I have been in Zambia for two weeks now. My journey has been an amazing one—inspiring, heartbreaking, and truly transformative for me.
In my job, I work with women around the world to tell their stories to an international audience. Every day, I connect online with grassroots women leaders around important development issues like poverty, conflict, gender-based violence, and health. I get to see the efforts women are spearheading to combat these issues. I get to help make these efforts known, and I get to form deep and lasting bonds with women I may otherwise not have met. This is the power of World Pulse. This is the power of connectivity and digital media.
Being on the ground in Zambia has taught me so much about what women are truly facing, especially when it comes to global health. Since arriving, I have been meeting with World Pulse community members almost every day—and I am struck by their resilience, their passion, and their commitment to their country.

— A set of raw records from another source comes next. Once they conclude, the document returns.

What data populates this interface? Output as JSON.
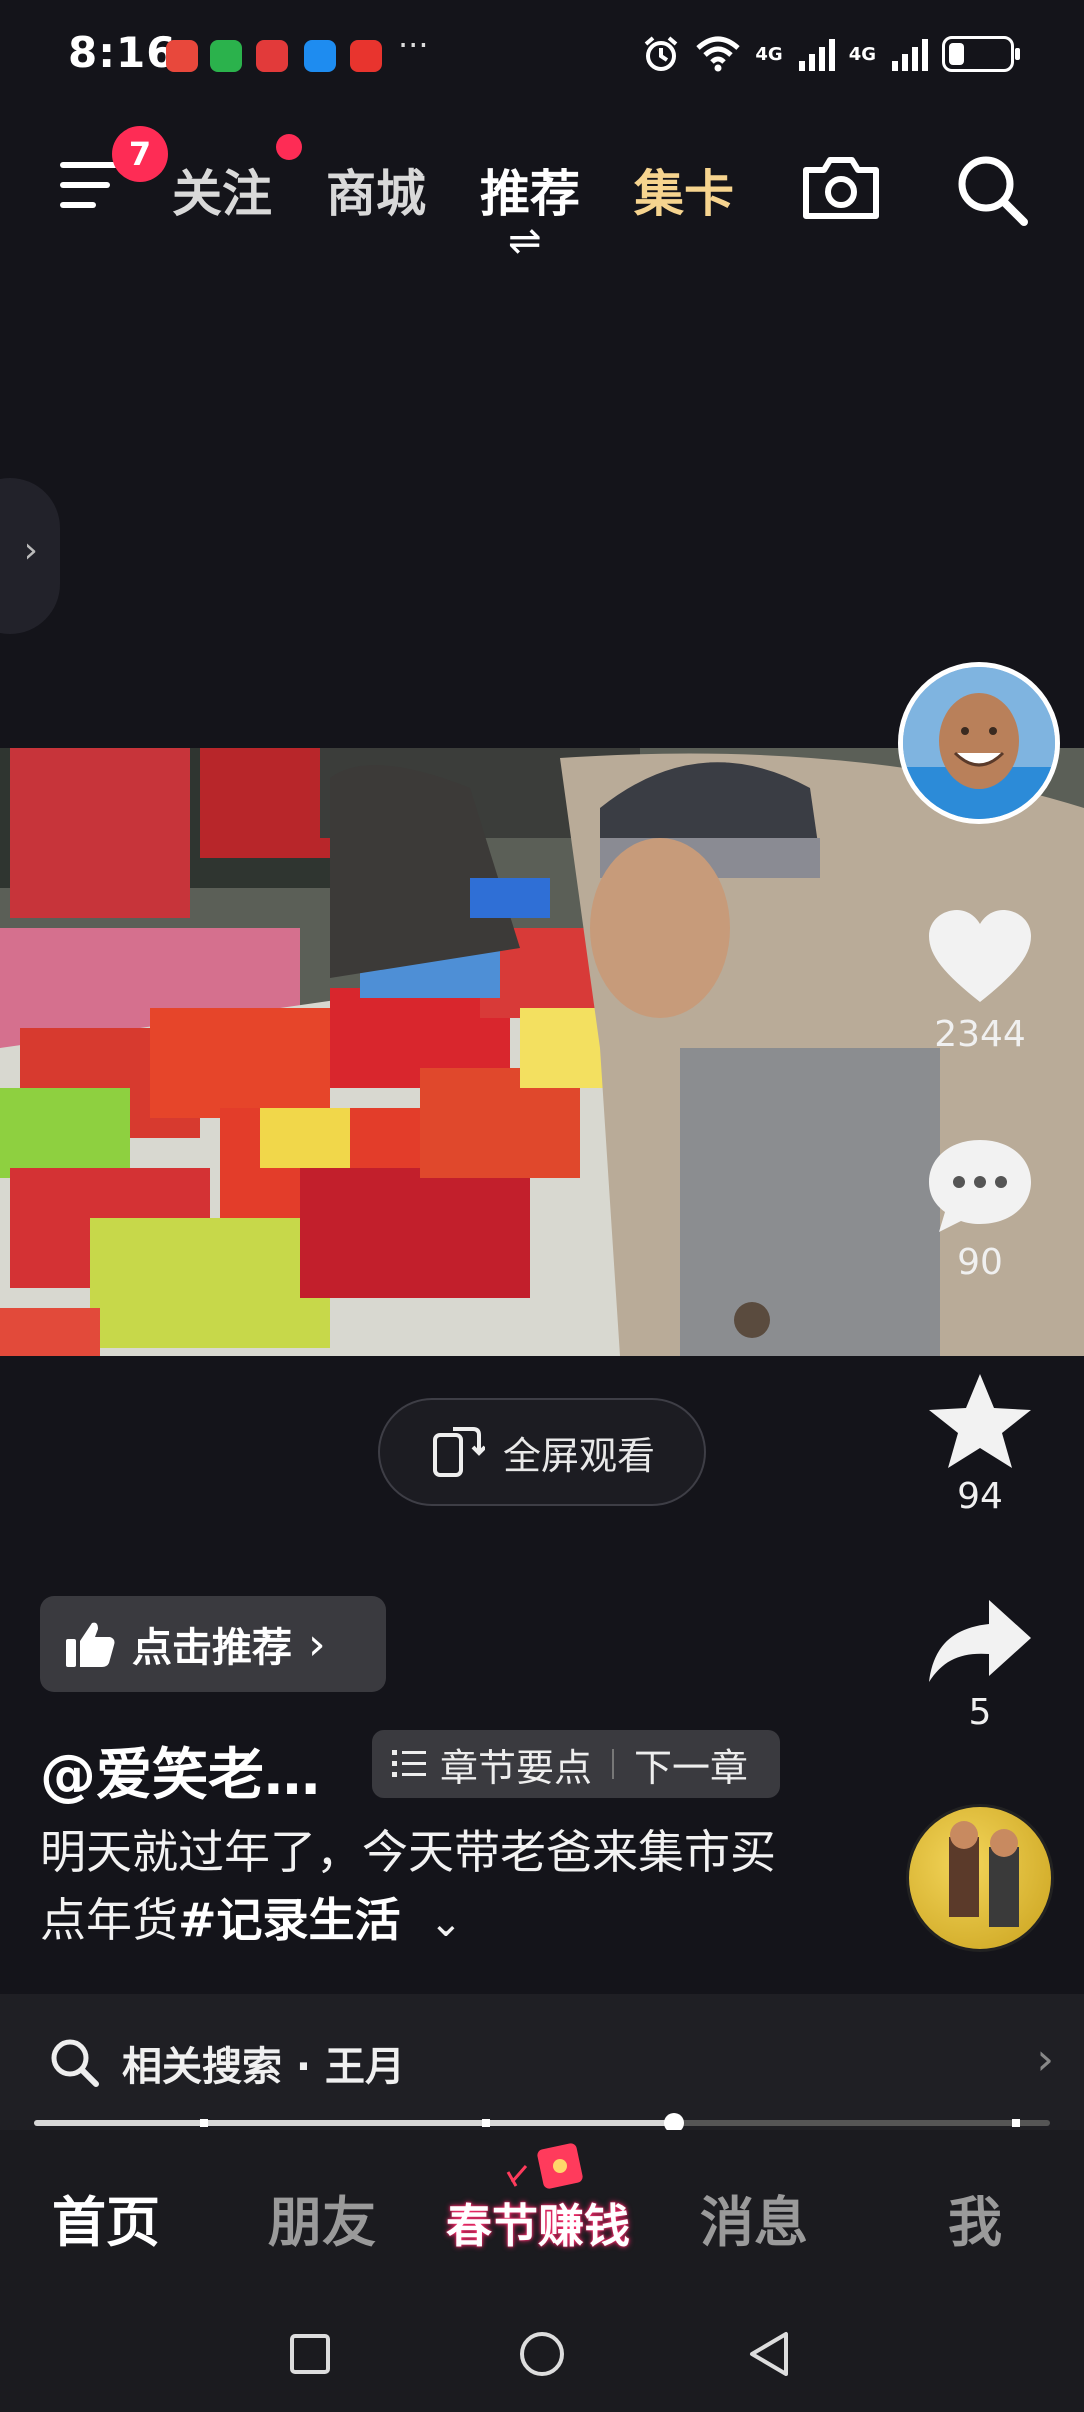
{
  "status_bar": {
    "time": "8:16",
    "more": "···",
    "network_1": "4G",
    "network_2": "4G",
    "battery_percent": 25
  },
  "top_nav": {
    "menu_badge": "7",
    "tabs": [
      {
        "label": "关注"
      },
      {
        "label": "商城"
      },
      {
        "label": "推荐"
      },
      {
        "label": "集卡"
      }
    ],
    "swap_glyph": "⇌"
  },
  "video": {
    "fullscreen_label": "全屏观看"
  },
  "right_rail": {
    "likes": "2344",
    "comments": "90",
    "favorites": "94",
    "shares": "5"
  },
  "post": {
    "recommend_label": "点击推荐",
    "author": "@爱笑老…",
    "chapter_label": "章节要点",
    "next_chapter_label": "下一章",
    "caption_text": "明天就过年了，今天带老爸来集市买点年货",
    "caption_tag": "#记录生活",
    "expand_glyph": "⌄"
  },
  "related_search": {
    "text": "相关搜索 · 王月"
  },
  "progress": {
    "played_fraction": 0.63
  },
  "bottom_nav": {
    "home": "首页",
    "friends": "朋友",
    "festival": "春节赚钱",
    "messages": "消息",
    "me": "我"
  },
  "colors": {
    "accent_red": "#fe2c55",
    "gold_tab": "#f6d48f",
    "background": "#14141a"
  }
}
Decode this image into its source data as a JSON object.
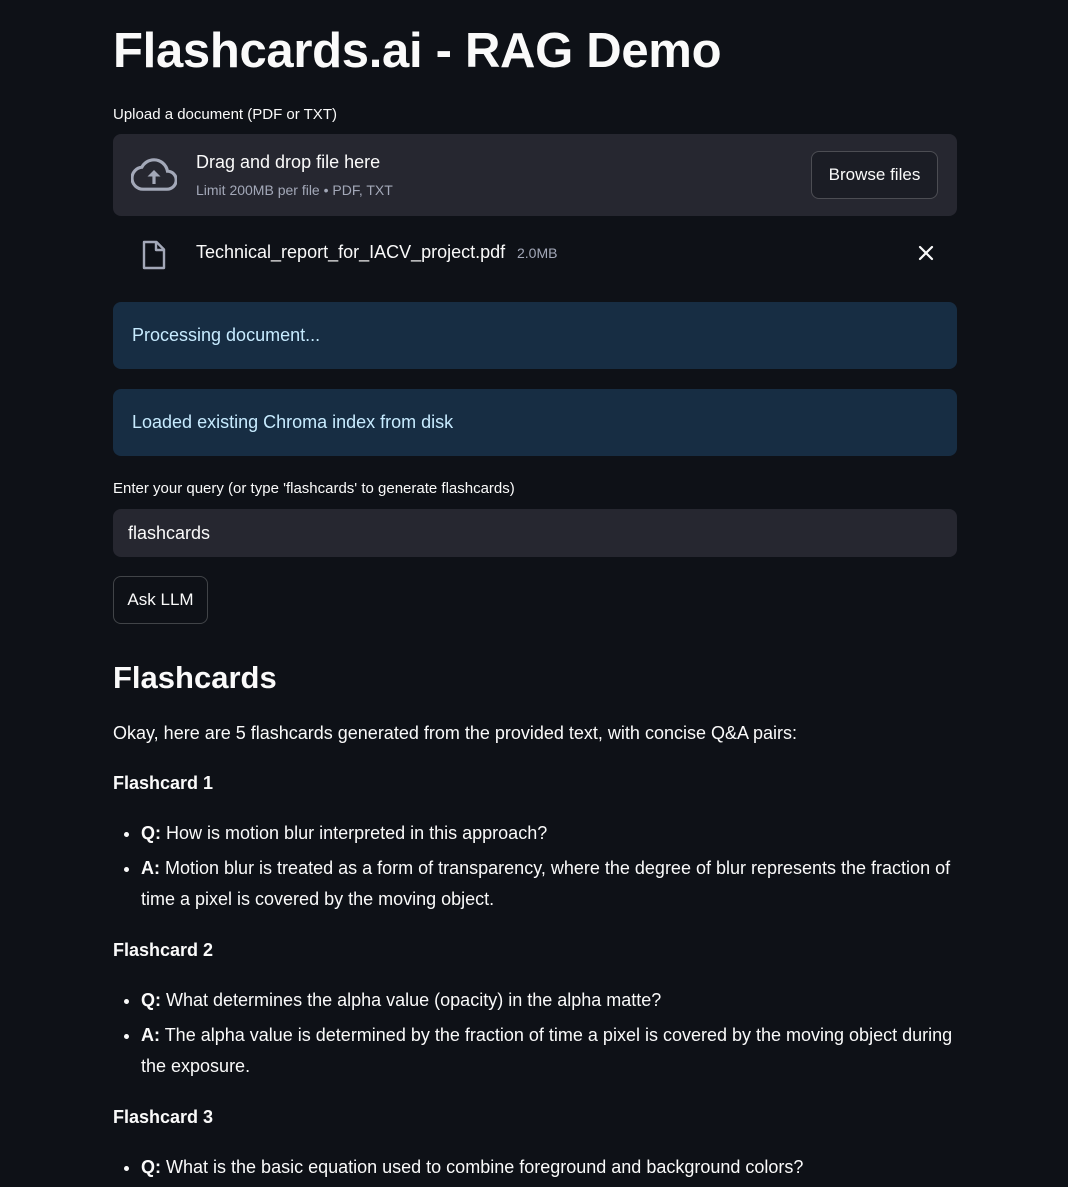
{
  "app": {
    "title": "Flashcards.ai - RAG Demo"
  },
  "uploader": {
    "label": "Upload a document (PDF or TXT)",
    "drop_text": "Drag and drop file here",
    "limit_text": "Limit 200MB per file • PDF, TXT",
    "browse_label": "Browse files",
    "file": {
      "name": "Technical_report_for_IACV_project.pdf",
      "size": "2.0MB"
    }
  },
  "alerts": {
    "processing": "Processing document...",
    "loaded": "Loaded existing Chroma index from disk"
  },
  "query": {
    "label": "Enter your query (or type 'flashcards' to generate flashcards)",
    "value": "flashcards",
    "ask_label": "Ask LLM"
  },
  "flashcards": {
    "heading": "Flashcards",
    "intro": "Okay, here are 5 flashcards generated from the provided text, with concise Q&A pairs:",
    "q_prefix": "Q:",
    "a_prefix": "A:",
    "cards": [
      {
        "title": "Flashcard 1",
        "q": "How is motion blur interpreted in this approach?",
        "a": "Motion blur is treated as a form of transparency, where the degree of blur represents the fraction of time a pixel is covered by the moving object."
      },
      {
        "title": "Flashcard 2",
        "q": "What determines the alpha value (opacity) in the alpha matte?",
        "a": "The alpha value is determined by the fraction of time a pixel is covered by the moving object during the exposure."
      },
      {
        "title": "Flashcard 3",
        "q": "What is the basic equation used to combine foreground and background colors?"
      }
    ]
  },
  "colors": {
    "background": "#0e1117",
    "surface": "#262730",
    "info_bg": "#172d43",
    "info_text": "#c7ebff",
    "muted_text": "#a3a8b8"
  },
  "icons": {
    "upload": "cloud-upload-icon",
    "file": "file-icon",
    "remove": "close-icon"
  }
}
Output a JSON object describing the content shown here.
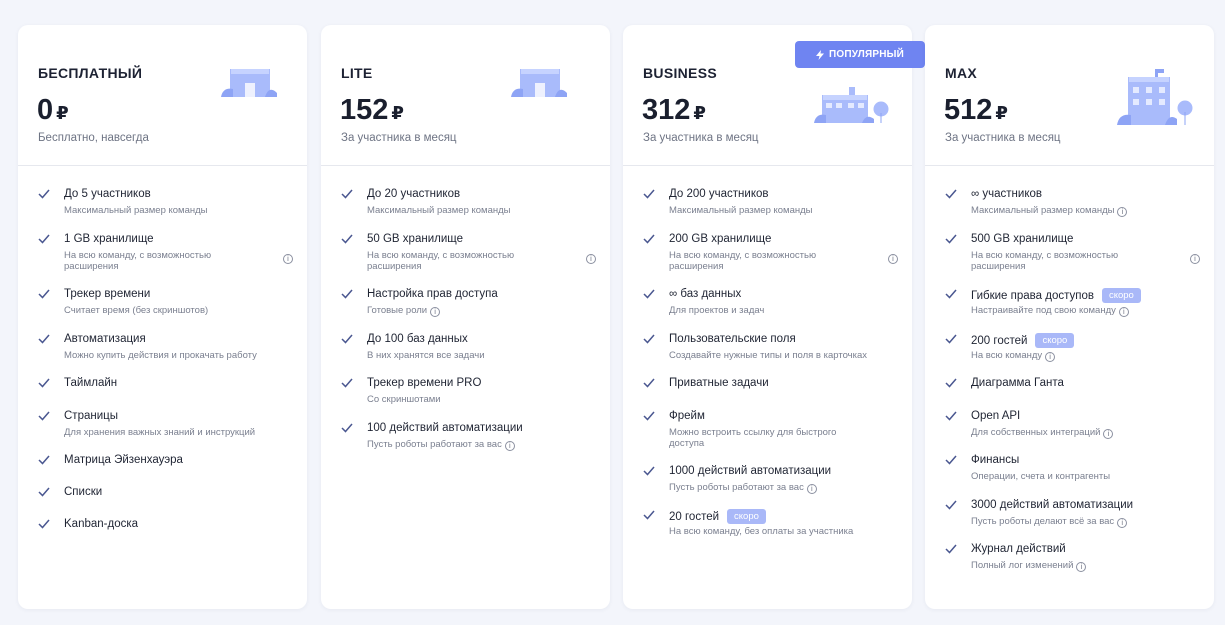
{
  "currency": "₽",
  "badge_popular": "ПОПУЛЯРНЫЙ",
  "plans": [
    {
      "name": "БЕСПЛАТНЫЙ",
      "price": "0",
      "price_sub": "Бесплатно, навсегда",
      "features": [
        {
          "title": "До 5 участников",
          "sub": "Максимальный размер команды"
        },
        {
          "title": "1 GB хранилище",
          "sub": "На всю команду, с возможностью расширения"
        },
        {
          "title": "Трекер времени",
          "sub": "Считает время (без скриншотов)"
        },
        {
          "title": "Автоматизация",
          "sub": "Можно купить действия и прокачать работу"
        },
        {
          "title": "Таймлайн",
          "sub": ""
        },
        {
          "title": "Страницы",
          "sub": "Для хранения важных знаний и инструкций"
        },
        {
          "title": "Матрица Эйзенхауэра",
          "sub": ""
        },
        {
          "title": "Списки",
          "sub": ""
        },
        {
          "title": "Kanban-доска",
          "sub": ""
        }
      ]
    },
    {
      "name": "LITE",
      "price": "152",
      "price_sub": "За участника в месяц",
      "features": [
        {
          "title": "До 20 участников",
          "sub": "Максимальный размер команды"
        },
        {
          "title": "50 GB хранилище",
          "sub": "На всю команду, с возможностью расширения"
        },
        {
          "title": "Настройка прав доступа",
          "sub": "Готовые роли"
        },
        {
          "title": "До 100 баз данных",
          "sub": "В них хранятся все задачи"
        },
        {
          "title": "Трекер времени PRO",
          "sub": "Со скриншотами"
        },
        {
          "title": "100 действий автоматизации",
          "sub": "Пусть роботы работают за вас"
        }
      ]
    },
    {
      "name": "BUSINESS",
      "price": "312",
      "price_sub": "За участника в месяц",
      "features": [
        {
          "title": "До 200 участников",
          "sub": "Максимальный размер команды"
        },
        {
          "title": "200 GB хранилище",
          "sub": "На всю команду, с возможностью расширения"
        },
        {
          "title": "∞ баз данных",
          "sub": "Для проектов и задач"
        },
        {
          "title": "Пользовательские поля",
          "sub": "Создавайте нужные типы и поля в карточках"
        },
        {
          "title": "Приватные задачи",
          "sub": ""
        },
        {
          "title": "Фрейм",
          "sub": "Можно встроить ссылку для быстрого доступа"
        },
        {
          "title": "1000 действий автоматизации",
          "sub": "Пусть роботы работают за вас"
        },
        {
          "title": "20 гостей",
          "sub": "На всю команду, без оплаты за участника",
          "tag": "скоро"
        }
      ]
    },
    {
      "name": "MAX",
      "price": "512",
      "price_sub": "За участника в месяц",
      "features": [
        {
          "title": "∞ участников",
          "sub": "Максимальный размер команды"
        },
        {
          "title": "500 GB хранилище",
          "sub": "На всю команду, с возможностью расширения"
        },
        {
          "title": "Гибкие права доступов",
          "sub": "Настраивайте под свою команду",
          "tag": "скоро"
        },
        {
          "title": "200 гостей",
          "sub": "На всю команду",
          "tag": "скоро"
        },
        {
          "title": "Диаграмма Ганта",
          "sub": ""
        },
        {
          "title": "Open API",
          "sub": "Для собственных интеграций"
        },
        {
          "title": "Финансы",
          "sub": "Операции, счета и контрагенты"
        },
        {
          "title": "3000 действий автоматизации",
          "sub": "Пусть роботы делают всё за вас"
        },
        {
          "title": "Журнал действий",
          "sub": "Полный лог изменений"
        }
      ]
    }
  ]
}
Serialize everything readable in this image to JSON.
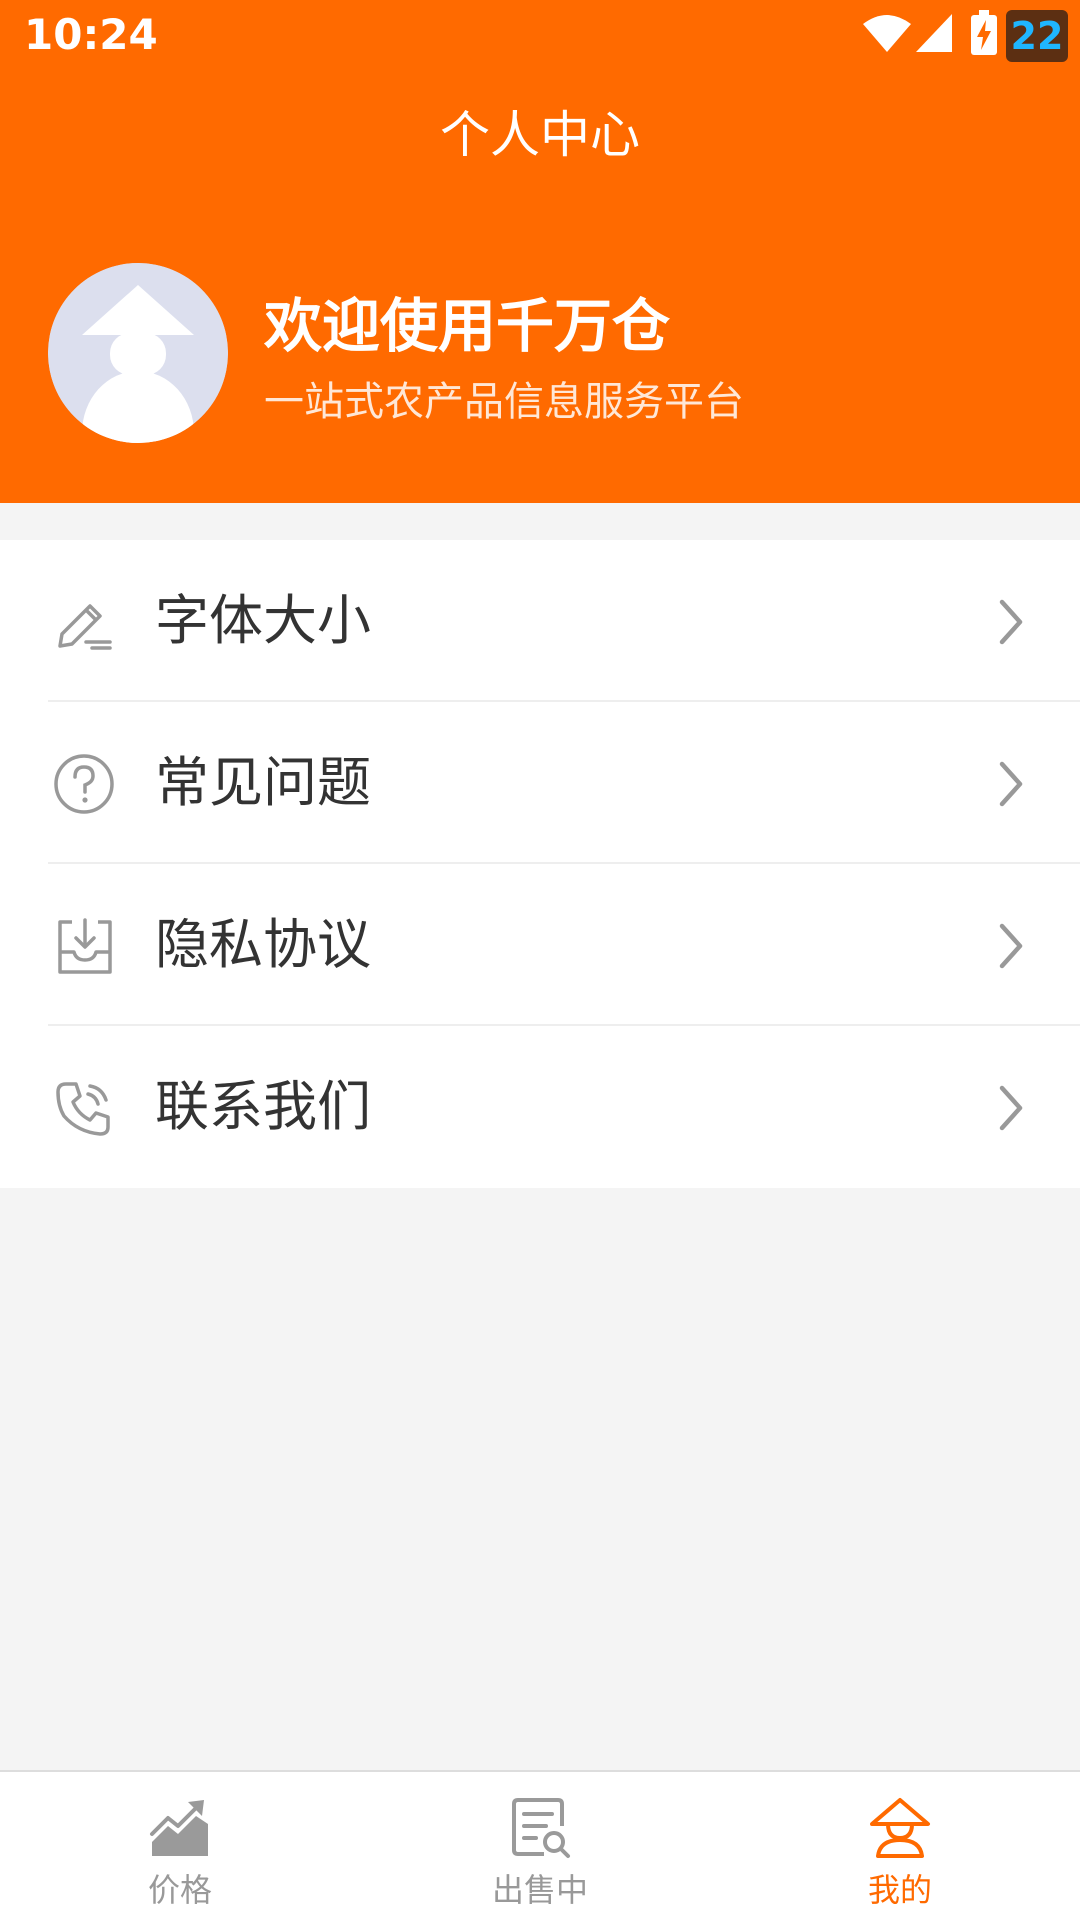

It’s an energy I see from women all across our community, and it is an honor to witness it first hand in a nation like Zambia.
Zambia faces many challenges, the most obvious being the deadly AIDS virus that has swept this country for the last two decades. I knew this going in, that 14.3% of this nation’s population is HIV+, but I don’t think the reality of what that means set in for me until arriving on the ground.
Every woman I have met has a story: she is HIV+, or she has lost a relative to the disease; or she has a friend who is deeply ill. One World Pulse member told me she has lost 30 relatives to the disease over the past two decades. Unfortunately, her experience is not an anomaly.
I am working with women to tell their stories about HIV specifically, and I am deeply moved by the narratives I am hearing. They are powerful. They are heartbreaking. And they need to be told. You can read them here, on the World Pulse Magazine page. There will be a slow trickle of stories as I complete each interview and edit each piece. I hope you will read and connect with these strong women who are bravely sharing their experiences with the world. As I said, these stories need to be told.
There is heartbreak here, but there is also hope. In many ways, Zambia is on the cutting edge of HIV prevention. It is one of the four countries identified by Secretary Clinton as a country that is on track to being an HIV free zone. There is a strong commitment from Zambia’s government to reduce rates of transmission and to treat those who are already infected. Ten years ago, 4,000 people were accessing ART (antiretroviral therapy). Today, that number is up to 500,000.
World Pulse women tell me they are living their lives despite their statuses. They tell me they are leading initiatives to raise awareness about transmission. They tell me about medical miracles that have allowed them to give birth to children who are HIV negative. They tell me about their activist efforts to change the Zambian culture that often puts women at higher risk. And they tell me they are yearning to have their stories and their voices heard.
It is an honor to do this work, and it is an honor to witness the transformation that Zambia is undergoing. I hope one day to be able to return to Zambia—to see where the country is in five, ten, fifteen years. I hope for a day when Zambia can claim a generation of HIV negative children; and I hope for a day when the women of Zambia are recognized for their leadership in fighting the very real health issues that have brutal consequences for Zambia’s people—because these women are at the forefront of change in Zambia. They are the future of this beautiful nation.